    I've seen this book recommended by many people I respect, but I was hesitant to purchase it. I follow Carisa on Twitter, and I let her know that I'm one of those people who doesn't think this topic is as big of a deal as some people say it is. She replied to me and let me know that she had people like me in mind as she wrote this book. I appreciate when authors interact with their audience and potential audience, so I purchased the book right then and there. And honestly, I read this book straight through within about a day. It's awesome. 

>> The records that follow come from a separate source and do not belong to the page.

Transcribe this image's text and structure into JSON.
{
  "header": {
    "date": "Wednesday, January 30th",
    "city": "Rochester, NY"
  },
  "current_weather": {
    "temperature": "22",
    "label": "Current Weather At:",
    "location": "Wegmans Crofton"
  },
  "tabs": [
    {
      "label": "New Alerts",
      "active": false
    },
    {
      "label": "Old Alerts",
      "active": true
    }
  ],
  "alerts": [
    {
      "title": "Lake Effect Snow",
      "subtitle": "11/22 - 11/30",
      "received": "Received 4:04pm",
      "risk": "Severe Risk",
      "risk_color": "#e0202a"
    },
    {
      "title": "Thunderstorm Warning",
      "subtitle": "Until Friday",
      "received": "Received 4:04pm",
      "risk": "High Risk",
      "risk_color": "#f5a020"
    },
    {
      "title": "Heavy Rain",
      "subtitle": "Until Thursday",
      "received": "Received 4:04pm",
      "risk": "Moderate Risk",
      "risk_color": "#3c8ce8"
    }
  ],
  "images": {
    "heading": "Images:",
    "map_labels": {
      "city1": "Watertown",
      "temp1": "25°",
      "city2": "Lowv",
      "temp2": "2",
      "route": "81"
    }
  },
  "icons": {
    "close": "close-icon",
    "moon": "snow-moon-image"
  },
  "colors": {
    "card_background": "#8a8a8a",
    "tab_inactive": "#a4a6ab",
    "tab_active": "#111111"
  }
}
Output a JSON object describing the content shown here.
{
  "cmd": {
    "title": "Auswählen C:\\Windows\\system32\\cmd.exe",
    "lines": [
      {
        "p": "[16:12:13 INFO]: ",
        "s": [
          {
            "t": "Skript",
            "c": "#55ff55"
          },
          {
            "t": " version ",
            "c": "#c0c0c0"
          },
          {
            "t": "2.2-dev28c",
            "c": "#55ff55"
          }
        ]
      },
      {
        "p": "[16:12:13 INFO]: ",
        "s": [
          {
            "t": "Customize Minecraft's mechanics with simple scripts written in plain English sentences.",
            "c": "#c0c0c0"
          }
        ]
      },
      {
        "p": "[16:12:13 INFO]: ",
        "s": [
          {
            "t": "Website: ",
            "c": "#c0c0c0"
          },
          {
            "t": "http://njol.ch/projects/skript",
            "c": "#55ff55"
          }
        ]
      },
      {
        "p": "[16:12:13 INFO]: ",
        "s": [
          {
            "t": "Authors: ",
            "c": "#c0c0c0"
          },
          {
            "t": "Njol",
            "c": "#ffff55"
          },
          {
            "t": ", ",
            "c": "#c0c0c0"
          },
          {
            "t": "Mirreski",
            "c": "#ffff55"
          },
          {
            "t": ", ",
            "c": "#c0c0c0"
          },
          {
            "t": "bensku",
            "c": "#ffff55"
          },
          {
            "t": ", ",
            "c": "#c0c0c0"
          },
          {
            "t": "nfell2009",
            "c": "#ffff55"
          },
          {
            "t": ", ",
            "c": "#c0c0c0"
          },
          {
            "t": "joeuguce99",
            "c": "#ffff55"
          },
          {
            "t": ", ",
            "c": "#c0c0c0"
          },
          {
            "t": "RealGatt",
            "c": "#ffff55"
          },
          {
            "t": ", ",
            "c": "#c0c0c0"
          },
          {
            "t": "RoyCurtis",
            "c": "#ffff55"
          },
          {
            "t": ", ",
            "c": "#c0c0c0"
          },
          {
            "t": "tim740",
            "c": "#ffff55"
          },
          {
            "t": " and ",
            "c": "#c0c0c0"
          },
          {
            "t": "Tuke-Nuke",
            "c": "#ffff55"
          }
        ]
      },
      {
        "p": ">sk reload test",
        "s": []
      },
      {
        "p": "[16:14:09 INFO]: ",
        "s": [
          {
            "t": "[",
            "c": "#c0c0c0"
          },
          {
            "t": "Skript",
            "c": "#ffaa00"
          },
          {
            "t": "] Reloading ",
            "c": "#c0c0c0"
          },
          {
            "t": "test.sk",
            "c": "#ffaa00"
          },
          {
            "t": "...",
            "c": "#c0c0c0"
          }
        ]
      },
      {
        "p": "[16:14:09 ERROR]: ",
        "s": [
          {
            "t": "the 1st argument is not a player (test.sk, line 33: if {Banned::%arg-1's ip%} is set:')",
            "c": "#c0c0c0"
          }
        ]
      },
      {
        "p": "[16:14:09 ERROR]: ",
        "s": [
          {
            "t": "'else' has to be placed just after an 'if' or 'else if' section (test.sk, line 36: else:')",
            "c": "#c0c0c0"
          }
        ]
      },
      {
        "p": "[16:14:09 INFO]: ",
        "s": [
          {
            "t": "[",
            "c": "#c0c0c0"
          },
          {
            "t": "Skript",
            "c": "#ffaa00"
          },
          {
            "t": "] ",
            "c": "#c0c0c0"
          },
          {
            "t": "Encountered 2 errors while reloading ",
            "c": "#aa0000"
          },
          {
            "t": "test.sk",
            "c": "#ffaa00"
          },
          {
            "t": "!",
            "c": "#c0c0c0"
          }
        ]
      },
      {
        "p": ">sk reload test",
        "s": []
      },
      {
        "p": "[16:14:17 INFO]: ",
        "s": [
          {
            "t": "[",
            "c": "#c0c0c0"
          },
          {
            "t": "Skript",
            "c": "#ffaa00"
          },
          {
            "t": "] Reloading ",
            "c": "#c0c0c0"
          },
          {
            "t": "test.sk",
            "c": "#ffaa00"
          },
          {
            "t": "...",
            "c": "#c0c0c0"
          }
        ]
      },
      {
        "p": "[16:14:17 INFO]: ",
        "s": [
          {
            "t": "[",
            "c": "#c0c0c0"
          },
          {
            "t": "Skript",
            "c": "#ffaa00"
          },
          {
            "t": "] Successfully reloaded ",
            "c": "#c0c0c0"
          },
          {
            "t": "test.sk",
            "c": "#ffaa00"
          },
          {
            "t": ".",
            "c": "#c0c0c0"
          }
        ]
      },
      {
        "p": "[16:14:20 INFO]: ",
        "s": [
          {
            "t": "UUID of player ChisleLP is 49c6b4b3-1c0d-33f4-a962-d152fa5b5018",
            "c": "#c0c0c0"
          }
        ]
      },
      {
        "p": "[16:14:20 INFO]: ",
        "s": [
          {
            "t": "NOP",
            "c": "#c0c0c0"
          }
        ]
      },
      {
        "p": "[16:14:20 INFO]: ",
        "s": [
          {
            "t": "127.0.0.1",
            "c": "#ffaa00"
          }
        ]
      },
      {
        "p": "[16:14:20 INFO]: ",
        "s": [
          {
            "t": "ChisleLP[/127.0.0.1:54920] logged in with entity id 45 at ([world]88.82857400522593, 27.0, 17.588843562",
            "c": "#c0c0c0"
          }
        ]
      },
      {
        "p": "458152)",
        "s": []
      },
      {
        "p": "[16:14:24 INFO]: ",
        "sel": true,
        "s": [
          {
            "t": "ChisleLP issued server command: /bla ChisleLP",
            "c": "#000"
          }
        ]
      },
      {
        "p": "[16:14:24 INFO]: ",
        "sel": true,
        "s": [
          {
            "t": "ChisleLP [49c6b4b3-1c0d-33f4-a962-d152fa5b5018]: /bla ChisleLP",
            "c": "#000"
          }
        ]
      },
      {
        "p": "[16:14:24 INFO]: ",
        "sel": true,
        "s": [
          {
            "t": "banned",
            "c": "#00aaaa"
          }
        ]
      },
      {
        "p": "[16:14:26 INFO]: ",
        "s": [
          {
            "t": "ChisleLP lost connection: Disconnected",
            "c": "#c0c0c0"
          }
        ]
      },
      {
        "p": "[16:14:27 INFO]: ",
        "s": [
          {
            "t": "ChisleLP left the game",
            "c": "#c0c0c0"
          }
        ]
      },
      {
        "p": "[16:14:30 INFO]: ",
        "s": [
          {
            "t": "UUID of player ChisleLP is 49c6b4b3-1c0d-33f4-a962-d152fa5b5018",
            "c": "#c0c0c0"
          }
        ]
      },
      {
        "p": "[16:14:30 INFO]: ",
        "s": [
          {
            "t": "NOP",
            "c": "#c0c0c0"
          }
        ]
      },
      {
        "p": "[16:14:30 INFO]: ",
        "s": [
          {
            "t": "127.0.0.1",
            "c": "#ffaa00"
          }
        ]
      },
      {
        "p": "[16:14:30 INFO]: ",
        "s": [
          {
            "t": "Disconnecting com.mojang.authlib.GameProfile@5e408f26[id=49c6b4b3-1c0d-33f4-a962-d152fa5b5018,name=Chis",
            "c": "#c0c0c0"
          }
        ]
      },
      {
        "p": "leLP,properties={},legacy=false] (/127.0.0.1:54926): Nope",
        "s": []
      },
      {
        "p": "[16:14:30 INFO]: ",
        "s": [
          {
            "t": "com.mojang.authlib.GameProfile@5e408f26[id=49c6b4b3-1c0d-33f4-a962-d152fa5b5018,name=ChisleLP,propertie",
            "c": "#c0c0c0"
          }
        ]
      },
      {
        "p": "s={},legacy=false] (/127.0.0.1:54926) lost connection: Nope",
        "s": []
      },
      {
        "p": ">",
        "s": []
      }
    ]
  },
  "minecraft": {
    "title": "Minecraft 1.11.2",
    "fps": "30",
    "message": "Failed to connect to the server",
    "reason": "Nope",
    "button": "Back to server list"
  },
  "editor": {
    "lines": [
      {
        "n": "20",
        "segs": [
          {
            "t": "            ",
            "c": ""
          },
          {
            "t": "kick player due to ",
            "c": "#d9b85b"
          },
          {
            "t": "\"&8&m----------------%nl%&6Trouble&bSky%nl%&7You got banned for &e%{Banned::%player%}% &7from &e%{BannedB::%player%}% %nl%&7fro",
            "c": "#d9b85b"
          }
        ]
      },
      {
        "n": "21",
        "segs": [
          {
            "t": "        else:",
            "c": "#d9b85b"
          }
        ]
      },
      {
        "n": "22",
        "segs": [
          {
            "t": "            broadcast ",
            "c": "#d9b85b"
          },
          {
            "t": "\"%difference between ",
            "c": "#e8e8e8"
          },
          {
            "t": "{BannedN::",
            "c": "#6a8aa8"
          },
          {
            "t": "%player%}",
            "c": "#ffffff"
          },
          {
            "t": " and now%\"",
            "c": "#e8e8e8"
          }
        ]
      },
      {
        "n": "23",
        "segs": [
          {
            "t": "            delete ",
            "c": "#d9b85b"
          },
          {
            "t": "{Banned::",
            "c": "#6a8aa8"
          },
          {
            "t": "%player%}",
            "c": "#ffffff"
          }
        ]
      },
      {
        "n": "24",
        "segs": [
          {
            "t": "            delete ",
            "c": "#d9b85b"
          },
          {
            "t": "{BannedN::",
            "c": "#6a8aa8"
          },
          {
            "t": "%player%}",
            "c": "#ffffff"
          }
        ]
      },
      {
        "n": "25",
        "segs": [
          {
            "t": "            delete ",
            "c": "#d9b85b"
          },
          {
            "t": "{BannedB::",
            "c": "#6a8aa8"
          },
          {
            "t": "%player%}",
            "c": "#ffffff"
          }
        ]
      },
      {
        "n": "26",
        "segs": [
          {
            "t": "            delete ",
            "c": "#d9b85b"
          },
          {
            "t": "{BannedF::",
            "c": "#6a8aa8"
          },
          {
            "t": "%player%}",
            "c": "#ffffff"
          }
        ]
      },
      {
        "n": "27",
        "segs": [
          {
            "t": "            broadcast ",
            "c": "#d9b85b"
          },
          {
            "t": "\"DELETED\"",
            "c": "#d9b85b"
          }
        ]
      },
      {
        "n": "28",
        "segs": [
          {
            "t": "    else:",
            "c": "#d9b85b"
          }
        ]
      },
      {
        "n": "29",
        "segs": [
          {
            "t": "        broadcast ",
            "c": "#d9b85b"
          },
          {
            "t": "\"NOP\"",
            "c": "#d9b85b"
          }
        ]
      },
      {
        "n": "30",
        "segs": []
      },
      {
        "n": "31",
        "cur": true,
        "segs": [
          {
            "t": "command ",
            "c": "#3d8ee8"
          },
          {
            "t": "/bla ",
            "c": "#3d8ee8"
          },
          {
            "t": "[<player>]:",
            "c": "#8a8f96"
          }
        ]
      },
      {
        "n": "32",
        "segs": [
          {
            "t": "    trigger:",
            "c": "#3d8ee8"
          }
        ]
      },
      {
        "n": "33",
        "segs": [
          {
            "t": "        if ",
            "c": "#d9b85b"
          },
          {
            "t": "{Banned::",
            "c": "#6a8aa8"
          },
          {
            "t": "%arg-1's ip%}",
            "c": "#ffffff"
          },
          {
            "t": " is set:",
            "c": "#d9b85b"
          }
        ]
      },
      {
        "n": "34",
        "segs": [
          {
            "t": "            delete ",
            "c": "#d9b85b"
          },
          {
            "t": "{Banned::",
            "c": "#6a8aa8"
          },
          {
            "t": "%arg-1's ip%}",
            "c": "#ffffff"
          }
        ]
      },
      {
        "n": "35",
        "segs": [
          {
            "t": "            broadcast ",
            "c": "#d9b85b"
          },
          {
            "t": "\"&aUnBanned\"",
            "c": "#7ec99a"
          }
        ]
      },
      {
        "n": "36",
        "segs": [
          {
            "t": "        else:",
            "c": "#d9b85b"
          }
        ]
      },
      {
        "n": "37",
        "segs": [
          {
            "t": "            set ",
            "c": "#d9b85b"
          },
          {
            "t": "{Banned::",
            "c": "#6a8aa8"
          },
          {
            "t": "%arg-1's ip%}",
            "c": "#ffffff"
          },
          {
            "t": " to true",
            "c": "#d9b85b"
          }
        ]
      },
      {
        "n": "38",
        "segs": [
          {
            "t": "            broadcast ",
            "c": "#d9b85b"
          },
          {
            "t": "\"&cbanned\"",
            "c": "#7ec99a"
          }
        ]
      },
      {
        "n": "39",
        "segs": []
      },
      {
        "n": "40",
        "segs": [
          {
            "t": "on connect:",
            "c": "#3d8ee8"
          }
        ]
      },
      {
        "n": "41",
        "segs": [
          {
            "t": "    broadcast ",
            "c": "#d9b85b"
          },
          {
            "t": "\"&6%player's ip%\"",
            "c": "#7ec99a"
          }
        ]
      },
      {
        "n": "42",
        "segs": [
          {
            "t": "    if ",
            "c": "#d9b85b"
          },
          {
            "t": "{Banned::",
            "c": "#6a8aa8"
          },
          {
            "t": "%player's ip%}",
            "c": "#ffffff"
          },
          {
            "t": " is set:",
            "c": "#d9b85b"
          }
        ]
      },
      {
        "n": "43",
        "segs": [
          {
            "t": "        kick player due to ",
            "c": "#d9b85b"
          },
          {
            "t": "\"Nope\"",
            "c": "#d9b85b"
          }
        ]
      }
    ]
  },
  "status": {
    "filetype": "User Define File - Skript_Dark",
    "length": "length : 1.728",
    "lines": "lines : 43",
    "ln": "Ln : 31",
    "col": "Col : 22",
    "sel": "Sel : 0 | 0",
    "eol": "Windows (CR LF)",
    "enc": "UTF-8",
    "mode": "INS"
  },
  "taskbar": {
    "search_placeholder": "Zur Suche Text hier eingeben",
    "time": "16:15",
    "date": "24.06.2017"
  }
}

    What I love about Carisa is that she's a philosopher, so she has a whole new perspective about the case for privacy. As someone who has a social media presence and works in marketing, I'm often surprised that people don't know all of the ways our data is collected, and that's one of the reasons I don't read books like this. But Carisa was able to make a multitude of arguments that I hadn't thought of yet. Personally, I feel the most compelling argument she made that hadn't crossed my mind is that my data isn't just about me; it can affect people I know if it's abused. 

    While Carisa made excellent arguments about how when we allow people to have our data, we give them power, I'm still a little skeptical. This has nothing to do with her writing, but I'm just a bit of a nihilist when it comes to these tech subjects. The author gives some great ways we can protect our data and regulations that should be put in place. And while I don't believe it's as big of a threat as some feel it is, I would vote for legislation regulating Big Tech's ability to access our data in a heartbeat.